According to prozipcodes, the UN Security Council imposed an arms embargo in mid-November 2004 in response to the acts of violence. With a mandate from the African Union (AU), South African President T. M. Mbeki tried to mediate in the conflict from the beginning of November 2004. As a first result of the talks held in Pretoria, a ceasefire between government troops and the FN rebels was agreed in April 2005; an agreement to disarm the rebels was signed in May 2005. Reigning December 2005 Interim Prime Minister Charles Konan Banny (* 1942; until his nomination as director of the West African Central Bank) should further accelerate the peace process that has begun and prepare for elections. After the UN representatives stationed in the country recommended that the National Assembly be dissolved and new elections held as soon as possible, serious unrest and attacks on UN units broke out in early January 2006. After lengthy negotiations, representatives of the government and the rebels finally agreed in early May 2006 on a timetable for ending the civil war. Accordingly, the disarming of those involved in the conflict should take place at the same time as the registration of the voters. In October 2006 the AU disbanded its agent in Ivory Coast, Mbeki, by AU or ECOWAS representatives. At the same time, the AU extended the terms of office of President Gbagbo and Prime Minister Banny by a further year; the UN Security Council approved this decision in early November 2006. Finally, after mediation by the President of Burkina Faso, B. Compaoré, the FN rebels, led by Guillaume Soro (* 1972) and President Gbagbo, signed another peace agreement in early March 2007 in Ouagadougou (Burkina Faso). After that, Gbagbo stayed in office. At the end of March 2007, Soro appointed as the new Prime Minister. In April 2007, the withdrawal of French and international troops from the 600 km long buffer zone began.

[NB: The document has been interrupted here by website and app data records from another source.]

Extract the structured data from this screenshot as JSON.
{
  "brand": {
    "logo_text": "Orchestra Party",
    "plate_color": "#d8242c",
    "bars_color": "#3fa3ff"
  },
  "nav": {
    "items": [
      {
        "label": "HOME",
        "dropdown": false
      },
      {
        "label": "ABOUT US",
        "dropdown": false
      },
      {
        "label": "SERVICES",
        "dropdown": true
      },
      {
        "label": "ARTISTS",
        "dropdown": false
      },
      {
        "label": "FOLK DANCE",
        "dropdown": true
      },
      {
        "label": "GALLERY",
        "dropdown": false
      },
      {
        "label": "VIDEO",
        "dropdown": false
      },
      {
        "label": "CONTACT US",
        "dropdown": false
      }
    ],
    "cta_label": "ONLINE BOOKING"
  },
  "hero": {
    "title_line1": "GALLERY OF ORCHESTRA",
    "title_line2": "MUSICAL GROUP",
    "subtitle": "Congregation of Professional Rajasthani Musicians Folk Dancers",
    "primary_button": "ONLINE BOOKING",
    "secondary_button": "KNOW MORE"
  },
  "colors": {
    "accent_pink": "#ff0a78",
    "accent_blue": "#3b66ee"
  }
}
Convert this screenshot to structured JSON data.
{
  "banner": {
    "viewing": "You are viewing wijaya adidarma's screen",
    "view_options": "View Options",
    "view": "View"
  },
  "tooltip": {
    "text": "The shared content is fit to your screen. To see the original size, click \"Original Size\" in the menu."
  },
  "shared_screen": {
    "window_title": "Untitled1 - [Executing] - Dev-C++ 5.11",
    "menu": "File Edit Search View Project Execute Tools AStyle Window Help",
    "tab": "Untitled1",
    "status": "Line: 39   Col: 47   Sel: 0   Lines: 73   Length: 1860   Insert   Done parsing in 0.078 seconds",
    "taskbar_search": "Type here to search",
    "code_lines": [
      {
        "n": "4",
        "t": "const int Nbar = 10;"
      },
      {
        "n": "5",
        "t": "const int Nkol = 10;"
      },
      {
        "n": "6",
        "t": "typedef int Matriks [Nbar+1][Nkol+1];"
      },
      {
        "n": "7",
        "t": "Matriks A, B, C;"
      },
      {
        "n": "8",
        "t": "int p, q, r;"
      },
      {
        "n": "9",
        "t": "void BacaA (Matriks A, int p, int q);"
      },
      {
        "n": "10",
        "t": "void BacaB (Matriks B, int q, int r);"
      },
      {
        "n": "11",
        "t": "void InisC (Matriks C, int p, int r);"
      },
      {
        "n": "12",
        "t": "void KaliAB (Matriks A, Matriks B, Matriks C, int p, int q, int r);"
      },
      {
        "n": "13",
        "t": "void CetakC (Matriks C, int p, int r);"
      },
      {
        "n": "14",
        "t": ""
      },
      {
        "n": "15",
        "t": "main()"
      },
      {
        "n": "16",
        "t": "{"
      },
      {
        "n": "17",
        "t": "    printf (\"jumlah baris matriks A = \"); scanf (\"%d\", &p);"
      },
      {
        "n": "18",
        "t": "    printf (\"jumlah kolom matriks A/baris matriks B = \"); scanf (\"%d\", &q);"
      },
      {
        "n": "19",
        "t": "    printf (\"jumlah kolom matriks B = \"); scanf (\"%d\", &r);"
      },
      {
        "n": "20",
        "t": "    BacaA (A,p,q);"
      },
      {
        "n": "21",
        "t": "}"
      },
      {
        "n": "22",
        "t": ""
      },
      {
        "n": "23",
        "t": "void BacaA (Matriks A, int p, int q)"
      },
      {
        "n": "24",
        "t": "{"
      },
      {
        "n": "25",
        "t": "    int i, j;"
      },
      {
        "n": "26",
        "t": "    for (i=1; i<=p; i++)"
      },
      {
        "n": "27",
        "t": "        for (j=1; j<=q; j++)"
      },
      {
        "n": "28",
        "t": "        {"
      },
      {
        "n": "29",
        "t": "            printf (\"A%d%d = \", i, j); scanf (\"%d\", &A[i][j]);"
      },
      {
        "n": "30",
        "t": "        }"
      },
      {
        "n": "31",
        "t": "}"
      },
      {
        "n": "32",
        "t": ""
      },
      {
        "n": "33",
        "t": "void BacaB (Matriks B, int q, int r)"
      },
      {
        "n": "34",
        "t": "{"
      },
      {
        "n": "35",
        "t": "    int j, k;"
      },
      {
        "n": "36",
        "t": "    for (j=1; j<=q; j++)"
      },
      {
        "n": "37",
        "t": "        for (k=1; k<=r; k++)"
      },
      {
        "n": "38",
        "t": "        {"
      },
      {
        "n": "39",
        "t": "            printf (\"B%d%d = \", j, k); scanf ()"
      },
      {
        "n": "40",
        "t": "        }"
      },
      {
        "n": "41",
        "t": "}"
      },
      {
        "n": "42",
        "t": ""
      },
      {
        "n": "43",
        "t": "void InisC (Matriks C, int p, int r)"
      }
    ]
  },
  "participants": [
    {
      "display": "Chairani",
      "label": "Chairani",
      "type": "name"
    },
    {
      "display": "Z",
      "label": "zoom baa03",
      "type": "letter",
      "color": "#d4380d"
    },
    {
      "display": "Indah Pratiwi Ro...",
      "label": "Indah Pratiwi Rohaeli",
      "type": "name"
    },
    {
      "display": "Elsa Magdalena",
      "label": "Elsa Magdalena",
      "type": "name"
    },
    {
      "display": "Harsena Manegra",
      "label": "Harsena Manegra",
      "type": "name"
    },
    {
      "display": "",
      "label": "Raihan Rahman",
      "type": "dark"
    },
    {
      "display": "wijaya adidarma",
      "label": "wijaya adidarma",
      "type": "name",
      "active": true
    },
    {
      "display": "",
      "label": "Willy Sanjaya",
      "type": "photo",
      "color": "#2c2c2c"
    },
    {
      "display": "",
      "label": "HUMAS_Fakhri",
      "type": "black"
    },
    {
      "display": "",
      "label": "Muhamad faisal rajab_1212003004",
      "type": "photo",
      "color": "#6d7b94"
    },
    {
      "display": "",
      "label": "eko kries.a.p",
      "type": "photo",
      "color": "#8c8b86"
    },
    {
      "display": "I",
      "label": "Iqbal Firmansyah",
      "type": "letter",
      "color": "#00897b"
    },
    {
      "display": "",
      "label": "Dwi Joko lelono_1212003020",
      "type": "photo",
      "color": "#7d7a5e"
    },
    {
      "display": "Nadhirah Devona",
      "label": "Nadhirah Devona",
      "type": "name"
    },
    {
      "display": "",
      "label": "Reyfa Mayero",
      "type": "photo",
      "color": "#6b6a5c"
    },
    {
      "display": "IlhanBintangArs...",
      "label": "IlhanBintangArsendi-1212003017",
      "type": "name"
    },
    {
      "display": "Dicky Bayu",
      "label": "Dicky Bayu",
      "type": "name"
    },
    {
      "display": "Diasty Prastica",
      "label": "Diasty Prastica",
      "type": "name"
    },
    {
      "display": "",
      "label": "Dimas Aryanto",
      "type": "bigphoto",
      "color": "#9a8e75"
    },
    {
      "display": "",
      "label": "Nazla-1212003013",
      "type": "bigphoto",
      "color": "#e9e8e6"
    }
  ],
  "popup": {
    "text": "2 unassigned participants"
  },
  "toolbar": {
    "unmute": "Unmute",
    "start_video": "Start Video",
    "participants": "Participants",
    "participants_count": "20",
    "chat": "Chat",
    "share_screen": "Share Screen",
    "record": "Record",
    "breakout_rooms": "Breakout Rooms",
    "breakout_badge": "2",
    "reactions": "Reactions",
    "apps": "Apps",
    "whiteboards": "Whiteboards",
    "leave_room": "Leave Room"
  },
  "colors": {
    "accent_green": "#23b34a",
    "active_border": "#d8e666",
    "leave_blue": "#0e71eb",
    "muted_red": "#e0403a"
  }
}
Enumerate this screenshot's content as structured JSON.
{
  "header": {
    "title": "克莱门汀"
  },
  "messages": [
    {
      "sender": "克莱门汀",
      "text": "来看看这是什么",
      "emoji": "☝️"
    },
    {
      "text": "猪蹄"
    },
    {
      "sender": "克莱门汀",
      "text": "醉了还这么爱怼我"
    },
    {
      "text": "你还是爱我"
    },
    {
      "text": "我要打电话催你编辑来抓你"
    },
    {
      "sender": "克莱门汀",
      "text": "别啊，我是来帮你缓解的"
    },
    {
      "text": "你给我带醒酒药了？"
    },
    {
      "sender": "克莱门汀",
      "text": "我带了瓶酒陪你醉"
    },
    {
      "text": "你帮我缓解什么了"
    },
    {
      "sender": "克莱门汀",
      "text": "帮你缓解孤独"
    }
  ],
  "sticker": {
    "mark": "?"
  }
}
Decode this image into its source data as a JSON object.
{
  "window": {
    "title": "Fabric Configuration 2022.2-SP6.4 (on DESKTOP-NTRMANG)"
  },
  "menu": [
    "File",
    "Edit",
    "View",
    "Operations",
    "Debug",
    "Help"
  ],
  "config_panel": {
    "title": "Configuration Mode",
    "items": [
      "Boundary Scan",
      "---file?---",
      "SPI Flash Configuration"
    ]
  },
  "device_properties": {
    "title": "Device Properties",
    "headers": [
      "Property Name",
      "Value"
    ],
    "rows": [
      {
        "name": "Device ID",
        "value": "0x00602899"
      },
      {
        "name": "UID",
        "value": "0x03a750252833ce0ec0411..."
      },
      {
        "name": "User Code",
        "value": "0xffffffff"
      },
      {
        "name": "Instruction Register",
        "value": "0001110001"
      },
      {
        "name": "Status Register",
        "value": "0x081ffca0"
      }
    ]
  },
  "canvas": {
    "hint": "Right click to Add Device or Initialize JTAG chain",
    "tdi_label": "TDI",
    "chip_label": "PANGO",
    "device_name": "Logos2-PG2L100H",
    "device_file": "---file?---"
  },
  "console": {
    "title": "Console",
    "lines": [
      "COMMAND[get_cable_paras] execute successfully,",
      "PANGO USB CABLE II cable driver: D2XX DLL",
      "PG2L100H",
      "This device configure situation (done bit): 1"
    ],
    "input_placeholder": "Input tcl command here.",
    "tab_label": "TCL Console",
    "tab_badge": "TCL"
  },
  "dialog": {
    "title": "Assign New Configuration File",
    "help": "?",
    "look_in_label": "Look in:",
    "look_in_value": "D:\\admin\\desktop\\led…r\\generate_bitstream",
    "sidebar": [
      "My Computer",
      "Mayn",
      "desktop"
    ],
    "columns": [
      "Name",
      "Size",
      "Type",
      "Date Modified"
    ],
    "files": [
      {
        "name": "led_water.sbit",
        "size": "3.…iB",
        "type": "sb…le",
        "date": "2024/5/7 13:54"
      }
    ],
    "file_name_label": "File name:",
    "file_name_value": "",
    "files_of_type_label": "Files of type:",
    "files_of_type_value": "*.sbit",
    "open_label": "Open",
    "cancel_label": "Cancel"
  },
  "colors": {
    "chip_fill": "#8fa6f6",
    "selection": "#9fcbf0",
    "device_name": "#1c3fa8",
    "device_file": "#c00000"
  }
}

At the beginning of May 2007, the disarmament of the militias on both sides was initiated, but progress was slow. The sharp rise in food prices sparked violent riots in Abidjan in April 2008.